_The task:_ Output the records. Match them exactly.
Records supplied: Begin
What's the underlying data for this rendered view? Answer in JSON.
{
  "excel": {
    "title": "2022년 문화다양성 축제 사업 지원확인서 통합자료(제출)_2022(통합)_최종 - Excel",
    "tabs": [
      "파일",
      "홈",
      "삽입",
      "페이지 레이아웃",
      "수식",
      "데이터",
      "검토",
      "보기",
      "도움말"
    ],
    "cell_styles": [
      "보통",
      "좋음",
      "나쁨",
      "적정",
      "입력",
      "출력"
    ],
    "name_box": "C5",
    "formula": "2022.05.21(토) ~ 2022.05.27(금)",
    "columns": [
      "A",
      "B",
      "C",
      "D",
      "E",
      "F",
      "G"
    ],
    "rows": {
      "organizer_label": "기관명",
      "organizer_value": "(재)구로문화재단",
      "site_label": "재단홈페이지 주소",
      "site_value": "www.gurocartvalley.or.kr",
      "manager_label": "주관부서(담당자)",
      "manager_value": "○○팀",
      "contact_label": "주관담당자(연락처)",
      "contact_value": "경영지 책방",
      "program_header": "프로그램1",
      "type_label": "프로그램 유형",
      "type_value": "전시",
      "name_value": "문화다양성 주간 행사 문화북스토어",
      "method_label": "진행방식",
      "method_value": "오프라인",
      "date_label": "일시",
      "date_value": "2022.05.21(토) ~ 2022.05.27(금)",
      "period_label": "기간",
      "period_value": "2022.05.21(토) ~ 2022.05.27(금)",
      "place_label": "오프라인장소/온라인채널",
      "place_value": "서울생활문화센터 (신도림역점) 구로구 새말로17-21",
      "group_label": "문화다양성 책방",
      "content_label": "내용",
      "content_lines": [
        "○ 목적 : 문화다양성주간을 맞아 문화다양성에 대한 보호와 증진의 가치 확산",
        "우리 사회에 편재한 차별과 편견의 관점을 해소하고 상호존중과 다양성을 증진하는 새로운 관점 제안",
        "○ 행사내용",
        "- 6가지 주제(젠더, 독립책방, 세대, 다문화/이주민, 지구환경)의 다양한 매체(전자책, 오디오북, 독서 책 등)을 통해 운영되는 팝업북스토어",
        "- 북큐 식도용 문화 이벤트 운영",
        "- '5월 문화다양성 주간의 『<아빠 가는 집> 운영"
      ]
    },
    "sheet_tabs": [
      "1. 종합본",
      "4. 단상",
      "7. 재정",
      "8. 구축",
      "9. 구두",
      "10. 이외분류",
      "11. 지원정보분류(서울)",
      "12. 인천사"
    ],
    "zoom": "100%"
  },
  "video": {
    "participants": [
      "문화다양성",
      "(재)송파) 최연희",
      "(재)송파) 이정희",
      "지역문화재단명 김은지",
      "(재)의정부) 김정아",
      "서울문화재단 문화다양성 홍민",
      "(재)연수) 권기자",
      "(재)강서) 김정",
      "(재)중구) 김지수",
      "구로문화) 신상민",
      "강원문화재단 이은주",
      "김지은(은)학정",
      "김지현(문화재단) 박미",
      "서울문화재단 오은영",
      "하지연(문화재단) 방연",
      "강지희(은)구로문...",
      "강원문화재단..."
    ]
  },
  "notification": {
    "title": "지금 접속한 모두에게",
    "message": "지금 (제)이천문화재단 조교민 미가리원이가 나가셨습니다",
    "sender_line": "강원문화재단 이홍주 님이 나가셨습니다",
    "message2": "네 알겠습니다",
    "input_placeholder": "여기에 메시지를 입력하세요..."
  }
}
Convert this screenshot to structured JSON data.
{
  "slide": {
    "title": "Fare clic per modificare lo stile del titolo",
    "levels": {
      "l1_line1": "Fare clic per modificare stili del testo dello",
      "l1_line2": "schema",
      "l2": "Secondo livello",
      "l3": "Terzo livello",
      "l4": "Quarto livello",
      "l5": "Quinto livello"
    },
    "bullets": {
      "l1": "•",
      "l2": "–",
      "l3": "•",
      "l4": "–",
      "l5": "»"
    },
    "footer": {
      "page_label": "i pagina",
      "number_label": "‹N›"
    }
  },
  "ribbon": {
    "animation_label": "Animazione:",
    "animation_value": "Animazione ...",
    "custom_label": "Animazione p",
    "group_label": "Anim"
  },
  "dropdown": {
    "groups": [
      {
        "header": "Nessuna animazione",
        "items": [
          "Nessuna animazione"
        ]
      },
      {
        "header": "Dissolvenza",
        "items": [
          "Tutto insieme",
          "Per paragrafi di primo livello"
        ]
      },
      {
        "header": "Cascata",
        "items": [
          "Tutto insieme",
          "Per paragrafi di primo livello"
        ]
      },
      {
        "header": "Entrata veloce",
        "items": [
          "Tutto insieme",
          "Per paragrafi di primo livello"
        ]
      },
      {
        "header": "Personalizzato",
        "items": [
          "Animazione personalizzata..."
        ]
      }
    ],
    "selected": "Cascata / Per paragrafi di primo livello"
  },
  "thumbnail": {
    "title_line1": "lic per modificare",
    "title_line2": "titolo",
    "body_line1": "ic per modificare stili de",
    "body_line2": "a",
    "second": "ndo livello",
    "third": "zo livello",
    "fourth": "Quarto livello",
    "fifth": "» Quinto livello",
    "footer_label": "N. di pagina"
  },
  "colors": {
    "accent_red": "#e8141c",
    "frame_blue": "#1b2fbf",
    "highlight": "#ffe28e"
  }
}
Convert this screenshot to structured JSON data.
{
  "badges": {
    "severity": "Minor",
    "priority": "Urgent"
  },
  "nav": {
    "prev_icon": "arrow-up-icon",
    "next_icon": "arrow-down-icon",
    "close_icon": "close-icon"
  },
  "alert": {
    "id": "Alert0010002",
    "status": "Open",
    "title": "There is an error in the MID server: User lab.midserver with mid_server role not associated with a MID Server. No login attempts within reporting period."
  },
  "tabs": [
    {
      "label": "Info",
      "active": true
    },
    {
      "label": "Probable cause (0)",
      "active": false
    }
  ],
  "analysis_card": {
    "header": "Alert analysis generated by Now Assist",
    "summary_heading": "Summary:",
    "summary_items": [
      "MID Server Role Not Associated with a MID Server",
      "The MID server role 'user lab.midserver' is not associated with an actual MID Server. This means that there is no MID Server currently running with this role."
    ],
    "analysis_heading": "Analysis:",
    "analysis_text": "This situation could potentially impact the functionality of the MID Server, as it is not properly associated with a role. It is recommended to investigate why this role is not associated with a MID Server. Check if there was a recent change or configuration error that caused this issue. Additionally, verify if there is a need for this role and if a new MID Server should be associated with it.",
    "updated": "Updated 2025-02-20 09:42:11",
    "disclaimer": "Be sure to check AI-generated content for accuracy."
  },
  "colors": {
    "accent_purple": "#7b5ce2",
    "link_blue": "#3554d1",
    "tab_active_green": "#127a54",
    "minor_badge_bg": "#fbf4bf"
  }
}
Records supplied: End
_Solution:_
What's the underlying data for this rendered view? Answer in JSON.
{
  "excel": {
    "title": "2022년 문화다양성 축제 사업 지원확인서 통합자료(제출)_2022(통합)_최종 - Excel",
    "tabs": [
      "파일",
      "홈",
      "삽입",
      "페이지 레이아웃",
      "수식",
      "데이터",
      "검토",
      "보기",
      "도움말"
    ],
    "cell_styles": [
      "보통",
      "좋음",
      "나쁨",
      "적정",
      "입력",
      "출력"
    ],
    "name_box": "C5",
    "formula": "2022.05.21(토) ~ 2022.05.27(금)",
    "columns": [
      "A",
      "B",
      "C",
      "D",
      "E",
      "F",
      "G"
    ],
    "rows": {
      "organizer_label": "기관명",
      "organizer_value": "(재)구로문화재단",
      "site_label": "재단홈페이지 주소",
      "site_value": "www.gurocartvalley.or.kr",
      "manager_label": "주관부서(담당자)",
      "manager_value": "○○팀",
      "contact_label": "주관담당자(연락처)",
      "contact_value": "경영지 책방",
      "program_header": "프로그램1",
      "type_label": "프로그램 유형",
      "type_value": "전시",
      "name_value": "문화다양성 주간 행사 문화북스토어",
      "method_label": "진행방식",
      "method_value": "오프라인",
      "date_label": "일시",
      "date_value": "2022.05.21(토) ~ 2022.05.27(금)",
      "period_label": "기간",
      "period_value": "2022.05.21(토) ~ 2022.05.27(금)",
      "place_label": "오프라인장소/온라인채널",
      "place_value": "서울생활문화센터 (신도림역점) 구로구 새말로17-21",
      "group_label": "문화다양성 책방",
      "content_label": "내용",
      "content_lines": [
        "○ 목적 : 문화다양성주간을 맞아 문화다양성에 대한 보호와 증진의 가치 확산",
        "우리 사회에 편재한 차별과 편견의 관점을 해소하고 상호존중과 다양성을 증진하는 새로운 관점 제안",
        "○ 행사내용",
        "- 6가지 주제(젠더, 독립책방, 세대, 다문화/이주민, 지구환경)의 다양한 매체(전자책, 오디오북, 독서 책 등)을 통해 운영되는 팝업북스토어",
        "- 북큐 식도용 문화 이벤트 운영",
        "- '5월 문화다양성 주간의 『<아빠 가는 집> 운영"
      ]
    },
    "sheet_tabs": [
      "1. 종합본",
      "4. 단상",
      "7. 재정",
      "8. 구축",
      "9. 구두",
      "10. 이외분류",
      "11. 지원정보분류(서울)",
      "12. 인천사"
    ],
    "zoom": "100%"
  },
  "video": {
    "participants": [
      "문화다양성",
      "(재)송파) 최연희",
      "(재)송파) 이정희",
      "지역문화재단명 김은지",
      "(재)의정부) 김정아",
      "서울문화재단 문화다양성 홍민",
      "(재)연수) 권기자",
      "(재)강서) 김정",
      "(재)중구) 김지수",
      "구로문화) 신상민",
      "강원문화재단 이은주",
      "김지은(은)학정",
      "김지현(문화재단) 박미",
      "서울문화재단 오은영",
      "하지연(문화재단) 방연",
      "강지희(은)구로문...",
      "강원문화재단..."
    ]
  },
  "notification": {
    "title": "지금 접속한 모두에게",
    "message": "지금 (제)이천문화재단 조교민 미가리원이가 나가셨습니다",
    "sender_line": "강원문화재단 이홍주 님이 나가셨습니다",
    "message2": "네 알겠습니다",
    "input_placeholder": "여기에 메시지를 입력하세요..."
  }
}
Convert this screenshot to structured JSON data.
{
  "slide": {
    "title": "Fare clic per modificare lo stile del titolo",
    "levels": {
      "l1_line1": "Fare clic per modificare stili del testo dello",
      "l1_line2": "schema",
      "l2": "Secondo livello",
      "l3": "Terzo livello",
      "l4": "Quarto livello",
      "l5": "Quinto livello"
    },
    "bullets": {
      "l1": "•",
      "l2": "–",
      "l3": "•",
      "l4": "–",
      "l5": "»"
    },
    "footer": {
      "page_label": "i pagina",
      "number_label": "‹N›"
    }
  },
  "ribbon": {
    "animation_label": "Animazione:",
    "animation_value": "Animazione ...",
    "custom_label": "Animazione p",
    "group_label": "Anim"
  },
  "dropdown": {
    "groups": [
      {
        "header": "Nessuna animazione",
        "items": [
          "Nessuna animazione"
        ]
      },
      {
        "header": "Dissolvenza",
        "items": [
          "Tutto insieme",
          "Per paragrafi di primo livello"
        ]
      },
      {
        "header": "Cascata",
        "items": [
          "Tutto insieme",
          "Per paragrafi di primo livello"
        ]
      },
      {
        "header": "Entrata veloce",
        "items": [
          "Tutto insieme",
          "Per paragrafi di primo livello"
        ]
      },
      {
        "header": "Personalizzato",
        "items": [
          "Animazione personalizzata..."
        ]
      }
    ],
    "selected": "Cascata / Per paragrafi di primo livello"
  },
  "thumbnail": {
    "title_line1": "lic per modificare",
    "title_line2": "titolo",
    "body_line1": "ic per modificare stili de",
    "body_line2": "a",
    "second": "ndo livello",
    "third": "zo livello",
    "fourth": "Quarto livello",
    "fifth": "» Quinto livello",
    "footer_label": "N. di pagina"
  },
  "colors": {
    "accent_red": "#e8141c",
    "frame_blue": "#1b2fbf",
    "highlight": "#ffe28e"
  }
}
Convert this screenshot to structured JSON data.
{
  "badges": {
    "severity": "Minor",
    "priority": "Urgent"
  },
  "nav": {
    "prev_icon": "arrow-up-icon",
    "next_icon": "arrow-down-icon",
    "close_icon": "close-icon"
  },
  "alert": {
    "id": "Alert0010002",
    "status": "Open",
    "title": "There is an error in the MID server: User lab.midserver with mid_server role not associated with a MID Server. No login attempts within reporting period."
  },
  "tabs": [
    {
      "label": "Info",
      "active": true
    },
    {
      "label": "Probable cause (0)",
      "active": false
    }
  ],
  "analysis_card": {
    "header": "Alert analysis generated by Now Assist",
    "summary_heading": "Summary:",
    "summary_items": [
      "MID Server Role Not Associated with a MID Server",
      "The MID server role 'user lab.midserver' is not associated with an actual MID Server. This means that there is no MID Server currently running with this role."
    ],
    "analysis_heading": "Analysis:",
    "analysis_text": "This situation could potentially impact the functionality of the MID Server, as it is not properly associated with a role. It is recommended to investigate why this role is not associated with a MID Server. Check if there was a recent change or configuration error that caused this issue. Additionally, verify if there is a need for this role and if a new MID Server should be associated with it.",
    "updated": "Updated 2025-02-20 09:42:11",
    "disclaimer": "Be sure to check AI-generated content for accuracy."
  },
  "colors": {
    "accent_purple": "#7b5ce2",
    "link_blue": "#3554d1",
    "tab_active_green": "#127a54",
    "minor_badge_bg": "#fbf4bf"
  }
}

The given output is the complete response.